Records from a dataset

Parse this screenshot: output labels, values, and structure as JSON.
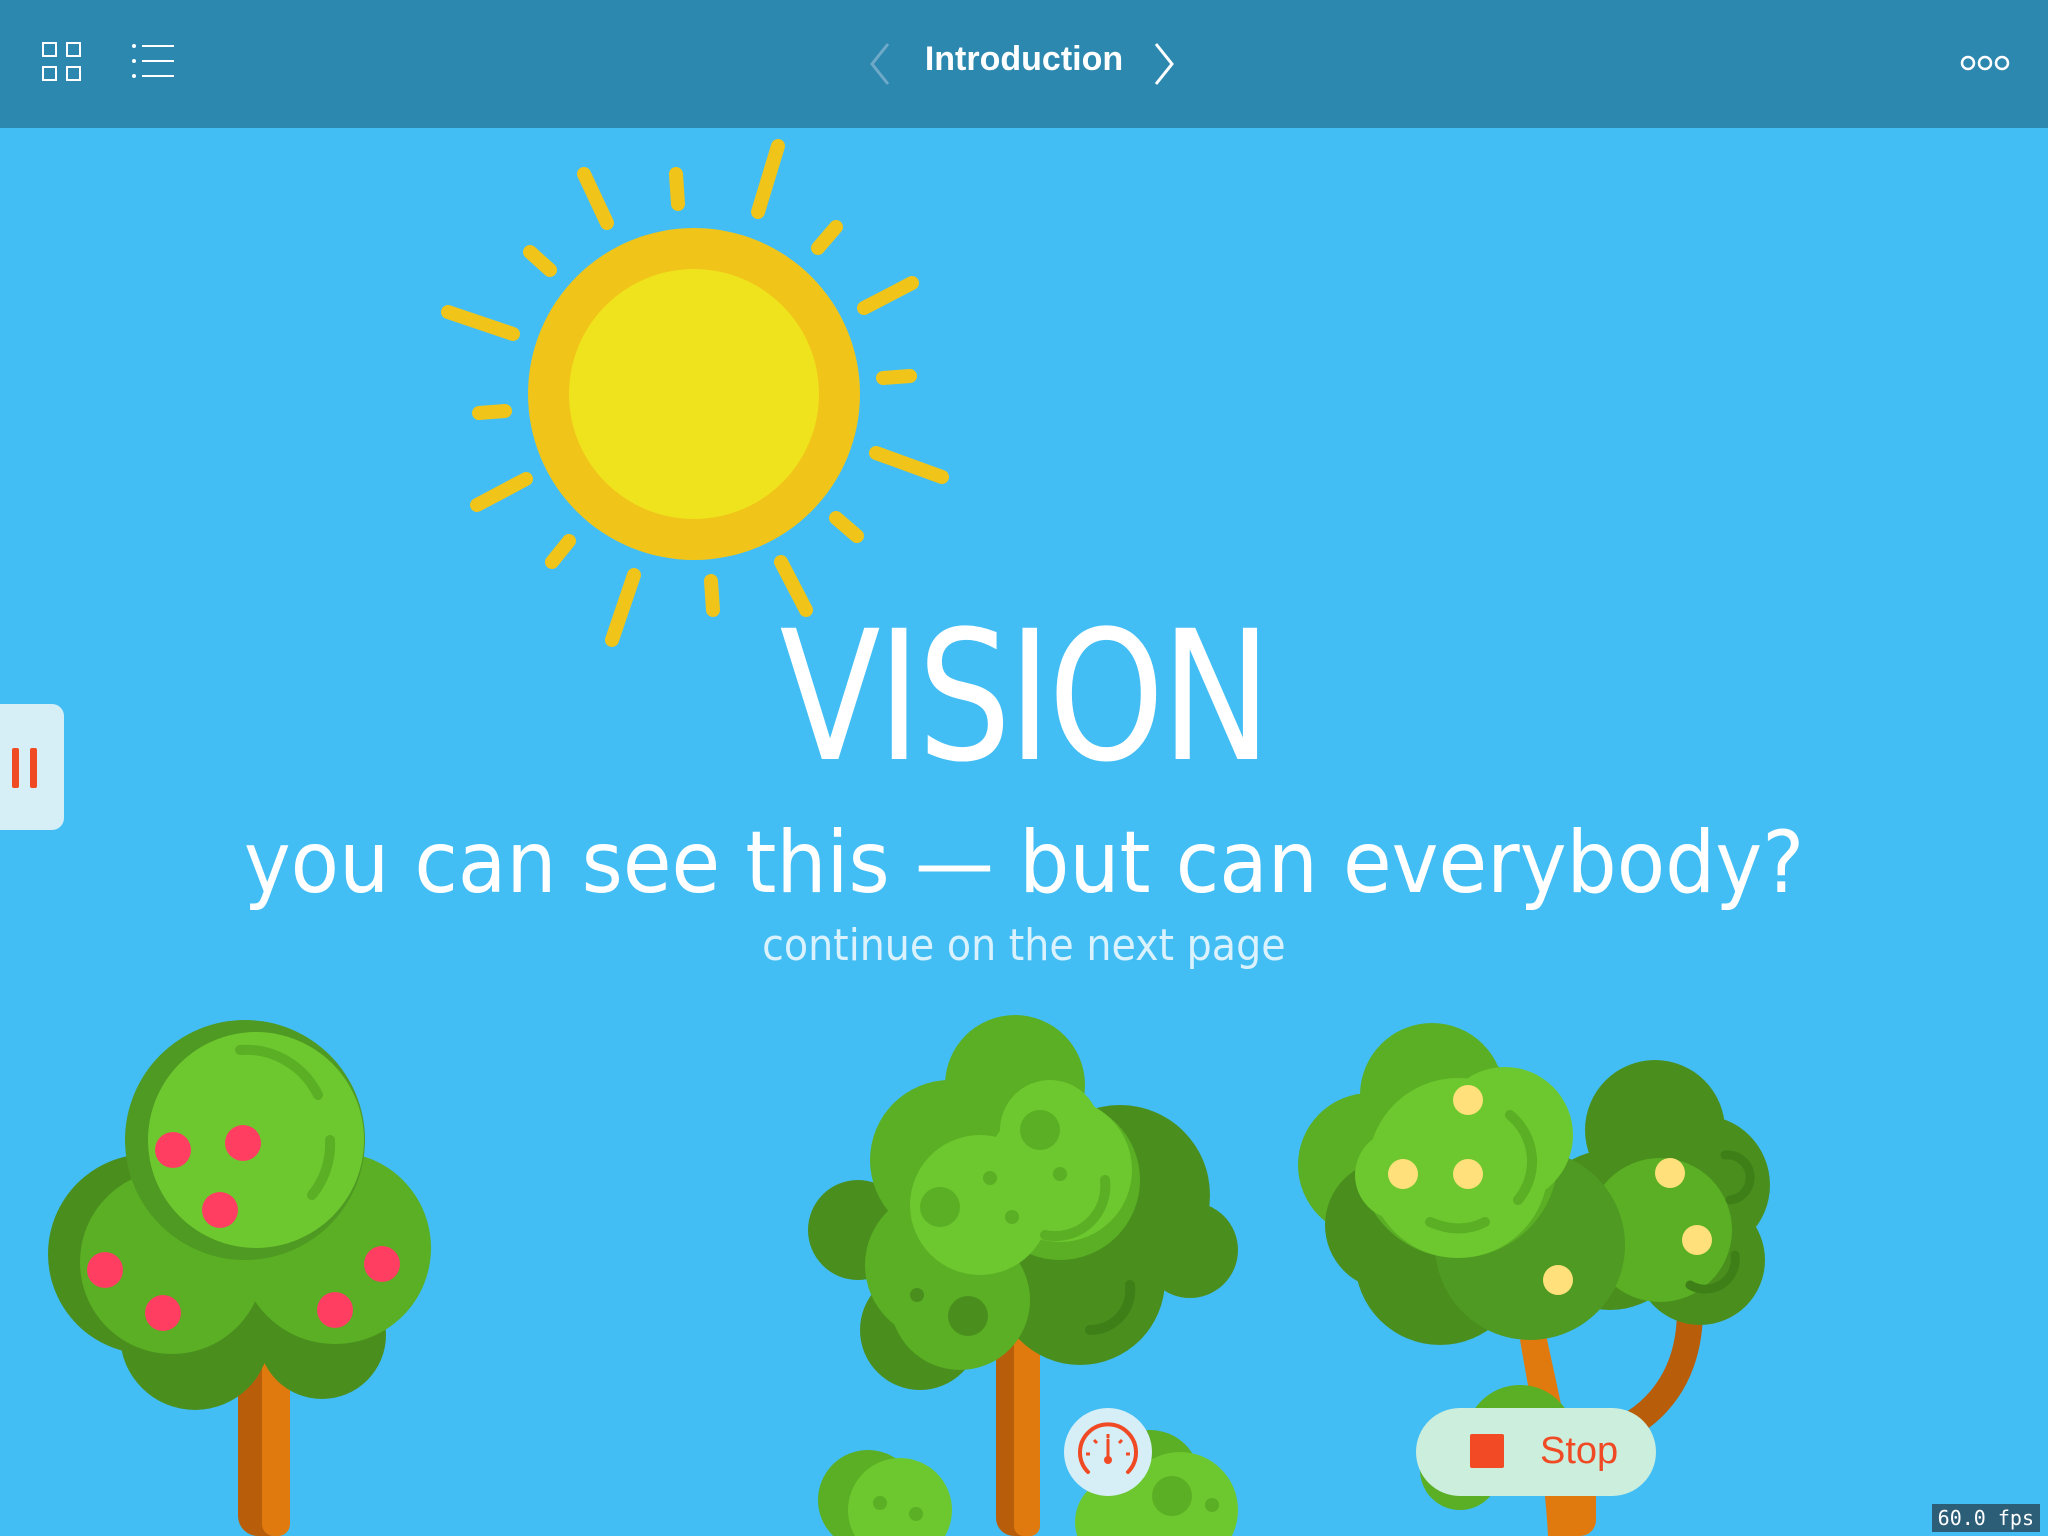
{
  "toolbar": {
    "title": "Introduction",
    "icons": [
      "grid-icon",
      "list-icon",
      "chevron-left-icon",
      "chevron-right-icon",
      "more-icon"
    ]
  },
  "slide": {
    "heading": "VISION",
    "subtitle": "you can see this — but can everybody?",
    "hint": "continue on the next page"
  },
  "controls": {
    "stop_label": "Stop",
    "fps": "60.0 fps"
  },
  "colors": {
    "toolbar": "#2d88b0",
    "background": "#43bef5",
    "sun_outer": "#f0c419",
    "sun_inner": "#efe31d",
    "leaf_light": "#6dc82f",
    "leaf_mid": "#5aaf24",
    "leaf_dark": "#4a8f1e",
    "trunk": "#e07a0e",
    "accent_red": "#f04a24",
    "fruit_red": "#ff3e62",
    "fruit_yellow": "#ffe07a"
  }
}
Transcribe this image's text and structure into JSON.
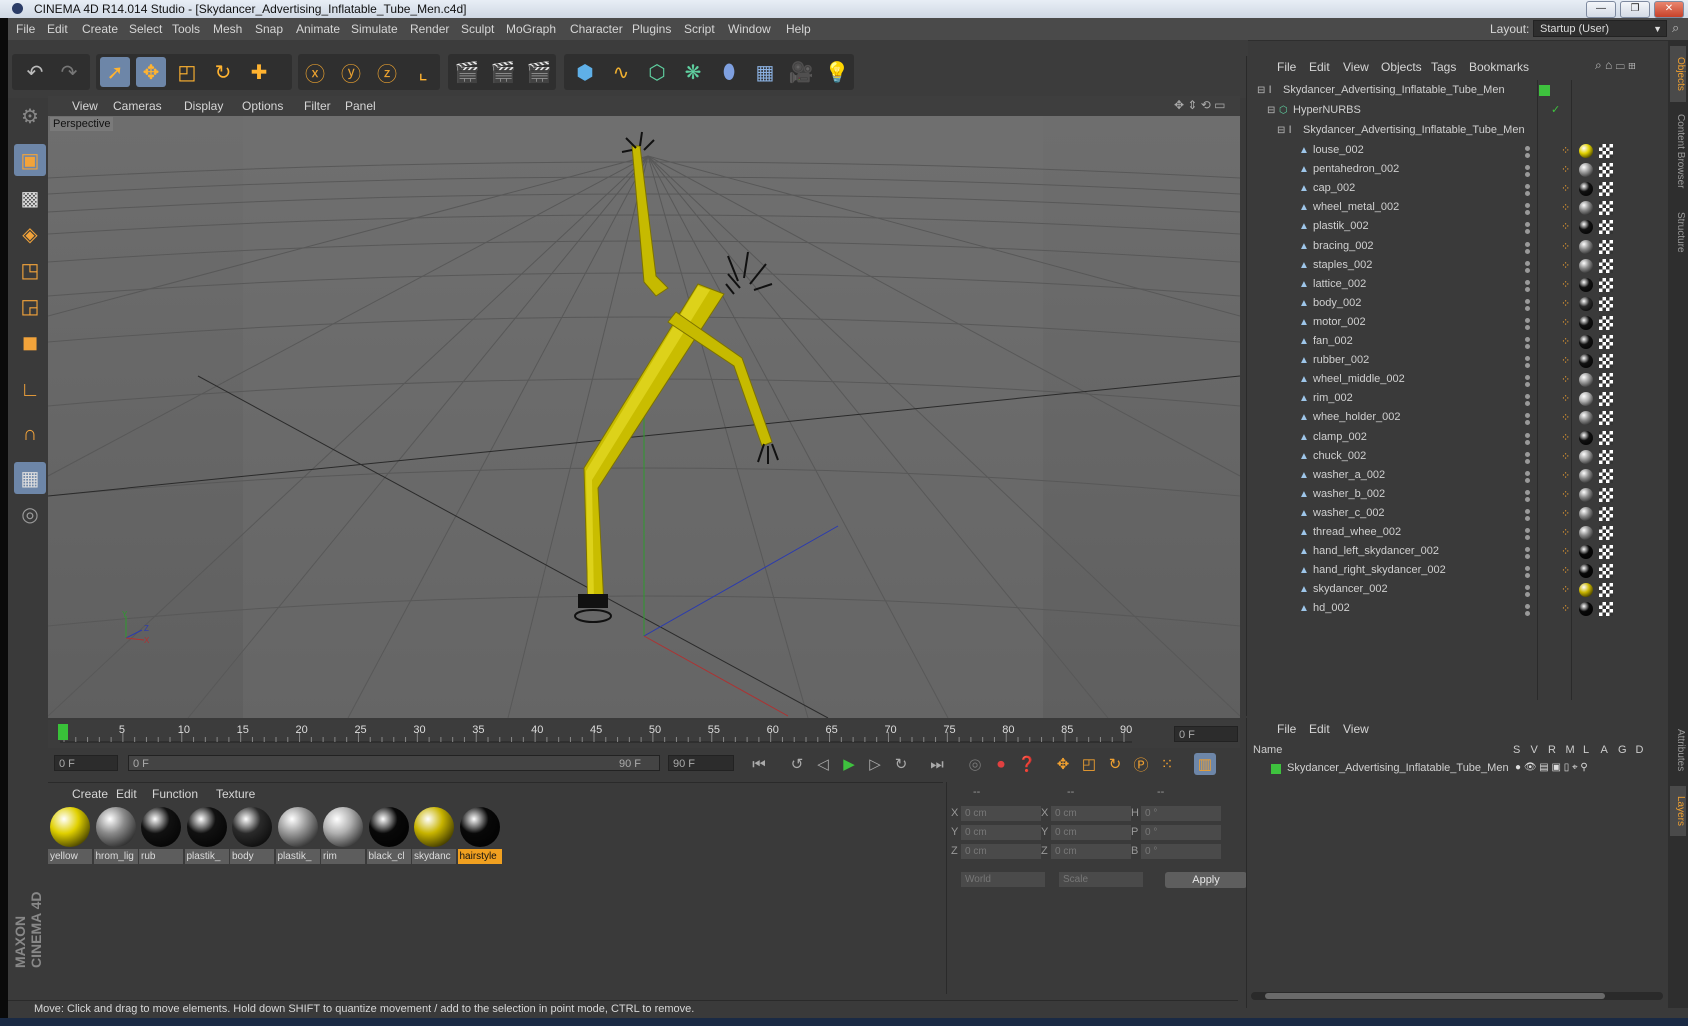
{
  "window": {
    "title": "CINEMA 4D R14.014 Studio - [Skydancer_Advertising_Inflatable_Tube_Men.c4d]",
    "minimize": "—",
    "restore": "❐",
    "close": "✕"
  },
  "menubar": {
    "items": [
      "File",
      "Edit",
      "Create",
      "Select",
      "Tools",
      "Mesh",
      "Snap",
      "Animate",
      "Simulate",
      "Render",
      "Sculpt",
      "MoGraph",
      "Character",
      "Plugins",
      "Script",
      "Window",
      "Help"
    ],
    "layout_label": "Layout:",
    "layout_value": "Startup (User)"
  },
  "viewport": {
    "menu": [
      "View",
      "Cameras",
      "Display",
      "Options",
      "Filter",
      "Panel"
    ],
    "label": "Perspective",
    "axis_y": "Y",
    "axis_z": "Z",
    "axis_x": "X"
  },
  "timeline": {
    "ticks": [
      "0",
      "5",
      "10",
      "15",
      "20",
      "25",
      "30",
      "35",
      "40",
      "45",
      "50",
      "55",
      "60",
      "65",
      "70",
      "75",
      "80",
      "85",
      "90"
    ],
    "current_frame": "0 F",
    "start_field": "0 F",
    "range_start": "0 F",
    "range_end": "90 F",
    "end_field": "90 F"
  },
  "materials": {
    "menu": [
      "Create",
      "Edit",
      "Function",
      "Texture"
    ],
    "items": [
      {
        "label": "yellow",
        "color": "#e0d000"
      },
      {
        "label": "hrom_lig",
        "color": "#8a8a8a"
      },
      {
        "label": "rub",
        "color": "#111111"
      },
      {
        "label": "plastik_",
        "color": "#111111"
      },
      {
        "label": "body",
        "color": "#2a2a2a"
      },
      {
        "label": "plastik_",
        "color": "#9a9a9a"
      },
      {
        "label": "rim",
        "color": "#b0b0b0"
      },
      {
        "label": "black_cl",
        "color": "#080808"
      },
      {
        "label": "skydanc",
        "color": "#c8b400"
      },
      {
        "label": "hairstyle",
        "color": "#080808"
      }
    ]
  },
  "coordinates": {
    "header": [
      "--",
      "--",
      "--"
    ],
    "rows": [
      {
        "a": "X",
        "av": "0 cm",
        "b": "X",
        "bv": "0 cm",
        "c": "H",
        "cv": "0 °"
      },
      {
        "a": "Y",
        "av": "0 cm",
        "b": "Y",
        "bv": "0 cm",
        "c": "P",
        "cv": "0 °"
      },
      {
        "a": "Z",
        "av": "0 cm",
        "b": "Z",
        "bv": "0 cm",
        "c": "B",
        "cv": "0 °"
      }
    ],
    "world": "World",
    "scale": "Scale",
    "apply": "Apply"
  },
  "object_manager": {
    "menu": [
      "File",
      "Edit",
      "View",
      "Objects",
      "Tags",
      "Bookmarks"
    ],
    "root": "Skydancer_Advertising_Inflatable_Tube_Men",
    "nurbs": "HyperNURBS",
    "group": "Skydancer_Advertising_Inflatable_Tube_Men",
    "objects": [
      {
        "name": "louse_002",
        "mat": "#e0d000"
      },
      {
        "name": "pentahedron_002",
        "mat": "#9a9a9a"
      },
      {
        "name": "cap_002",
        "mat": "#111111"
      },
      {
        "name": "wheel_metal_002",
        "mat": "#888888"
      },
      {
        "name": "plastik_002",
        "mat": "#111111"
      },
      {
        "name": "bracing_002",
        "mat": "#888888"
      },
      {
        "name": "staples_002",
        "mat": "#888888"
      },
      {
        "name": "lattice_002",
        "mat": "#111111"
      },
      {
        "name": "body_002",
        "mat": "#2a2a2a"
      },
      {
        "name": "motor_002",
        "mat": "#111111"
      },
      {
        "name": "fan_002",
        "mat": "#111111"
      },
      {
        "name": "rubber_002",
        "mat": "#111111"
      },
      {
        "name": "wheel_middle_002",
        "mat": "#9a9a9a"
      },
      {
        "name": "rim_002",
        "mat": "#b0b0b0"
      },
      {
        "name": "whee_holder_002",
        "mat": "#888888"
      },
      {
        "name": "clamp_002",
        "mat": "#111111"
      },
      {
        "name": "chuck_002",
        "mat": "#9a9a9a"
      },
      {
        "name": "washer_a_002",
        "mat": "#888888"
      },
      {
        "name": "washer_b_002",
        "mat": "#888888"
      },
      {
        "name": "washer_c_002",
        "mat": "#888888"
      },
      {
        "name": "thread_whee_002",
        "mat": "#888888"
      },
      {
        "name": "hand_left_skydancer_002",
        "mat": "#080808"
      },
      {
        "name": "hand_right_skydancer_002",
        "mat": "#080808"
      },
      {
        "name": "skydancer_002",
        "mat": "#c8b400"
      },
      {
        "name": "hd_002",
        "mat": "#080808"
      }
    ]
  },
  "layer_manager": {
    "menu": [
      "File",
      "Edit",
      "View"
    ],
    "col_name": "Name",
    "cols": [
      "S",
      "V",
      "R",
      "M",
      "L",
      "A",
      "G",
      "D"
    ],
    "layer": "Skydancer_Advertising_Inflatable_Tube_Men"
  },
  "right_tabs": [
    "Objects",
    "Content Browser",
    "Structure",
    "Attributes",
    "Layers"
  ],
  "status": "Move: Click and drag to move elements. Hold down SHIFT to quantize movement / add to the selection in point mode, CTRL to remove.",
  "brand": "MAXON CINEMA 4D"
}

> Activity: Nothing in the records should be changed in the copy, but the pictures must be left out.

> Response:
Parse this screenshot: output labels, values, and structure as JSON.
{
  "toolbar": {
    "title": "Introduction",
    "icons": [
      "grid-icon",
      "list-icon",
      "chevron-left-icon",
      "chevron-right-icon",
      "more-icon"
    ]
  },
  "slide": {
    "heading": "VISION",
    "subtitle": "you can see this — but can everybody?",
    "hint": "continue on the next page"
  },
  "controls": {
    "stop_label": "Stop",
    "fps": "60.0 fps"
  },
  "colors": {
    "toolbar": "#2d88b0",
    "background": "#43bef5",
    "sun_outer": "#f0c419",
    "sun_inner": "#efe31d",
    "leaf_light": "#6dc82f",
    "leaf_mid": "#5aaf24",
    "leaf_dark": "#4a8f1e",
    "trunk": "#e07a0e",
    "accent_red": "#f04a24",
    "fruit_red": "#ff3e62",
    "fruit_yellow": "#ffe07a"
  }
}
Transcribe this image's text and structure into JSON.
{
  "window": {
    "title": "CINEMA 4D R14.014 Studio - [Skydancer_Advertising_Inflatable_Tube_Men.c4d]",
    "minimize": "—",
    "restore": "❐",
    "close": "✕"
  },
  "menubar": {
    "items": [
      "File",
      "Edit",
      "Create",
      "Select",
      "Tools",
      "Mesh",
      "Snap",
      "Animate",
      "Simulate",
      "Render",
      "Sculpt",
      "MoGraph",
      "Character",
      "Plugins",
      "Script",
      "Window",
      "Help"
    ],
    "layout_label": "Layout:",
    "layout_value": "Startup (User)"
  },
  "viewport": {
    "menu": [
      "View",
      "Cameras",
      "Display",
      "Options",
      "Filter",
      "Panel"
    ],
    "label": "Perspective",
    "axis_y": "Y",
    "axis_z": "Z",
    "axis_x": "X"
  },
  "timeline": {
    "ticks": [
      "0",
      "5",
      "10",
      "15",
      "20",
      "25",
      "30",
      "35",
      "40",
      "45",
      "50",
      "55",
      "60",
      "65",
      "70",
      "75",
      "80",
      "85",
      "90"
    ],
    "current_frame": "0 F",
    "start_field": "0 F",
    "range_start": "0 F",
    "range_end": "90 F",
    "end_field": "90 F"
  },
  "materials": {
    "menu": [
      "Create",
      "Edit",
      "Function",
      "Texture"
    ],
    "items": [
      {
        "label": "yellow",
        "color": "#e0d000"
      },
      {
        "label": "hrom_lig",
        "color": "#8a8a8a"
      },
      {
        "label": "rub",
        "color": "#111111"
      },
      {
        "label": "plastik_",
        "color": "#111111"
      },
      {
        "label": "body",
        "color": "#2a2a2a"
      },
      {
        "label": "plastik_",
        "color": "#9a9a9a"
      },
      {
        "label": "rim",
        "color": "#b0b0b0"
      },
      {
        "label": "black_cl",
        "color": "#080808"
      },
      {
        "label": "skydanc",
        "color": "#c8b400"
      },
      {
        "label": "hairstyle",
        "color": "#080808"
      }
    ]
  },
  "coordinates": {
    "header": [
      "--",
      "--",
      "--"
    ],
    "rows": [
      {
        "a": "X",
        "av": "0 cm",
        "b": "X",
        "bv": "0 cm",
        "c": "H",
        "cv": "0 °"
      },
      {
        "a": "Y",
        "av": "0 cm",
        "b": "Y",
        "bv": "0 cm",
        "c": "P",
        "cv": "0 °"
      },
      {
        "a": "Z",
        "av": "0 cm",
        "b": "Z",
        "bv": "0 cm",
        "c": "B",
        "cv": "0 °"
      }
    ],
    "world": "World",
    "scale": "Scale",
    "apply": "Apply"
  },
  "object_manager": {
    "menu": [
      "File",
      "Edit",
      "View",
      "Objects",
      "Tags",
      "Bookmarks"
    ],
    "root": "Skydancer_Advertising_Inflatable_Tube_Men",
    "nurbs": "HyperNURBS",
    "group": "Skydancer_Advertising_Inflatable_Tube_Men",
    "objects": [
      {
        "name": "louse_002",
        "mat": "#e0d000"
      },
      {
        "name": "pentahedron_002",
        "mat": "#9a9a9a"
      },
      {
        "name": "cap_002",
        "mat": "#111111"
      },
      {
        "name": "wheel_metal_002",
        "mat": "#888888"
      },
      {
        "name": "plastik_002",
        "mat": "#111111"
      },
      {
        "name": "bracing_002",
        "mat": "#888888"
      },
      {
        "name": "staples_002",
        "mat": "#888888"
      },
      {
        "name": "lattice_002",
        "mat": "#111111"
      },
      {
        "name": "body_002",
        "mat": "#2a2a2a"
      },
      {
        "name": "motor_002",
        "mat": "#111111"
      },
      {
        "name": "fan_002",
        "mat": "#111111"
      },
      {
        "name": "rubber_002",
        "mat": "#111111"
      },
      {
        "name": "wheel_middle_002",
        "mat": "#9a9a9a"
      },
      {
        "name": "rim_002",
        "mat": "#b0b0b0"
      },
      {
        "name": "whee_holder_002",
        "mat": "#888888"
      },
      {
        "name": "clamp_002",
        "mat": "#111111"
      },
      {
        "name": "chuck_002",
        "mat": "#9a9a9a"
      },
      {
        "name": "washer_a_002",
        "mat": "#888888"
      },
      {
        "name": "washer_b_002",
        "mat": "#888888"
      },
      {
        "name": "washer_c_002",
        "mat": "#888888"
      },
      {
        "name": "thread_whee_002",
        "mat": "#888888"
      },
      {
        "name": "hand_left_skydancer_002",
        "mat": "#080808"
      },
      {
        "name": "hand_right_skydancer_002",
        "mat": "#080808"
      },
      {
        "name": "skydancer_002",
        "mat": "#c8b400"
      },
      {
        "name": "hd_002",
        "mat": "#080808"
      }
    ]
  },
  "layer_manager": {
    "menu": [
      "File",
      "Edit",
      "View"
    ],
    "col_name": "Name",
    "cols": [
      "S",
      "V",
      "R",
      "M",
      "L",
      "A",
      "G",
      "D"
    ],
    "layer": "Skydancer_Advertising_Inflatable_Tube_Men"
  },
  "right_tabs": [
    "Objects",
    "Content Browser",
    "Structure",
    "Attributes",
    "Layers"
  ],
  "status": "Move: Click and drag to move elements. Hold down SHIFT to quantize movement / add to the selection in point mode, CTRL to remove.",
  "brand": "MAXON CINEMA 4D"
}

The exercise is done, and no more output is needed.